For Generation X-ers (born 1965-1980), their first method of communication when it comes to customer service is also likely to be to pick up the phone and start dialling. However unlike their Baby Boomer predecessors, Generation X are more accustomed to the idea of self-serve. So they will not be alarmed by a bot at the other end of the phone to help direct their call.
They embrace technology, outpacing Millennials in tablet ownership and following them closely in smartphone ownership and social media adoption. They were the first generation to grow up with computers, email is intrinsically woven into their communication preferences. In the workplace, you might find the Generation Xers resisting newer forms of communication and collaboration such as OneDrive, Microsoft Teams and Slack. Their instinct is not to Google how to do something, but to seek out help within the company. Leaving them to their own devices with technology will not get the best from them. Better to set up training videos to feed them with ideas on how to get the best from the technology.
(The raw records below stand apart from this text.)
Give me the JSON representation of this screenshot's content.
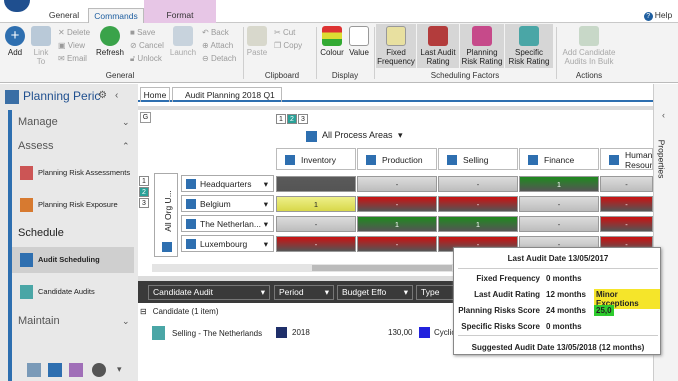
{
  "tabs": {
    "general": "General",
    "commands": "Commands",
    "format": "Format",
    "help": "Help"
  },
  "ribbon": {
    "add": "Add",
    "link_to": "Link\nTo",
    "delete": "Delete",
    "view": "View",
    "email": "Email",
    "refresh": "Refresh",
    "save": "Save",
    "cancel": "Cancel",
    "unlock": "Unlock",
    "launch": "Launch",
    "back": "Back",
    "attach": "Attach",
    "detach": "Detach",
    "paste": "Paste",
    "cut": "Cut",
    "copy": "Copy",
    "colour": "Colour",
    "value": "Value",
    "fixed_frequency": "Fixed\nFrequency",
    "last_audit_rating": "Last Audit\nRating",
    "planning_risk_rating": "Planning\nRisk Rating",
    "specific_risk_rating": "Specific\nRisk Rating",
    "add_candidate": "Add Candidate\nAudits In Bulk",
    "groups": [
      "General",
      "Clipboard",
      "Display",
      "Scheduling Factors",
      "Actions"
    ]
  },
  "nav": {
    "title": "Planning Peric",
    "manage": "Manage",
    "assess": "Assess",
    "assess_items": [
      "Planning Risk Assessments",
      "Planning Risk Exposure"
    ],
    "schedule": "Schedule",
    "schedule_items": [
      "Audit Scheduling",
      "Candidate Audits"
    ],
    "maintain": "Maintain"
  },
  "doc_tabs": [
    "Home",
    "Audit Planning 2018 Q1"
  ],
  "properties": "Properties",
  "grid": {
    "level_buttons": [
      "1",
      "2",
      "3"
    ],
    "process_root": "All Process Areas",
    "columns": [
      "Inventory",
      "Production",
      "Selling",
      "Finance",
      "Human Resour"
    ],
    "org_root": "All Org U...",
    "rows": [
      {
        "name": "Headquarters",
        "cells": [
          "",
          "-",
          "-",
          "1",
          "-"
        ]
      },
      {
        "name": "Belgium",
        "cells": [
          "1",
          "-",
          "-",
          "-",
          "-"
        ]
      },
      {
        "name": "The Netherlan...",
        "cells": [
          "-",
          "1",
          "1",
          "-",
          "-"
        ]
      },
      {
        "name": "Luxembourg",
        "cells": [
          "-",
          "-",
          "-",
          "-",
          "-"
        ]
      }
    ],
    "colors": {
      "dark": "#5a5a5a",
      "grey": "#bdbdbd",
      "green": "#1e8a1e",
      "red": "#cc1111",
      "yellow": "#d8d84a"
    }
  },
  "list": {
    "columns": [
      "Candidate Audit",
      "Period",
      "Budget Effo",
      "Type"
    ],
    "group_label": "Candidate (1 item)",
    "row": {
      "name": "Selling - The Netherlands",
      "period": "2018",
      "budget": "130,00",
      "type": "Cyclic"
    }
  },
  "popup": {
    "title": "Last Audit Date 13/05/2017",
    "rows": [
      {
        "label": "Fixed Frequency",
        "value": "0 months",
        "badge": ""
      },
      {
        "label": "Last Audit Rating",
        "value": "12 months",
        "badge": "Minor Exceptions"
      },
      {
        "label": "Planning Risks Score",
        "value": "24 months",
        "badge": "25,0"
      },
      {
        "label": "Specific Risks Score",
        "value": "0 months",
        "badge": ""
      }
    ],
    "footer": "Suggested Audit Date 13/05/2018 (12 months)"
  }
}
Millennial phone phobia is a thing
Ah Millennials (born 1981-1996) the first generation to grow up with the internet. As digital natives, they embrace technology completely. Their smartphone is an invisible extension of their arm. But you won’t catch this generation on a telephone call, that’s right Millennial phone phobia is a thing. This generation would much rather speak with a Conversational AI, like Ami, before they speak with one of your customer service agents. They love to self-serve, an option which they expect your business to have. Ever see a Millennial in line for the human checkout? Yeah we thought not. This generation will continue to shape your business communications through their demand for personalisation, instant gratification and to communicate across a variety of platforms. Directly contributing towards the need to have multimedia contact centres to create seamless experiences.
‘Just call them’ might not register with this generation in the workplace. They much prefer to email or Instant Message. But, they do drive new, communication and collaborative technologies that the generations before them are slower to drive the adoption of. And they want access 24/7, anytime, anywhere.
Generation Z want more personalisation
Now for the arguably most digital generation yet. Move over Millennials, make way for Generation Z (born 1997-present). This Instagram-loving generation, are even more dependent on their smartphone than Millennials. They demand increasingly personalised customer experiences and will provide more personal data get it. And they expect this in the way they communicate with businesses as well. This will mean an effort to integrate communications solutions and a rising number of businesses using Smart Inboxes like Bizvu. A solution that will integrate with your contact centre solution and social media. Since social media is where Generation Z spend most of their time, it’s the best platform to target communications with them.
Although they are just entering the workplace, Gen Z-ers are already influencing business. Generation Z are polar opposite to their Millennial counterparts. They like face-to-face communication best of all. Preferring this to Instant Messaging, Skype calls or dropping someone an email. Arguably restoring balance and ensuring there is actually some human-to-human interaction at work instead of solely digital communications!
Multimedia contact centres are the way forwards
It’s clear to see that each generation is very different in the way they want to communicate. However, Baby Boomers and Generation X are not as tech-adverse as you might think. The human customer service agent will never be redundant because telephone is always the preferred communication channel if the customer is very dissatisfied with the service, no matter their generation.
One of the keys to productivity for your agents is making it as easy and efficient as possible to view and input data – enter the Smart View. Why look at several different systems when one will suffice? Pull all relevant information into one place to make it simple to provide the best possible customer service. No more comments about having to go into a different system, or computer so slow.
Give people what they want, when they want it, segment your audience appropriately and everyone will be happy.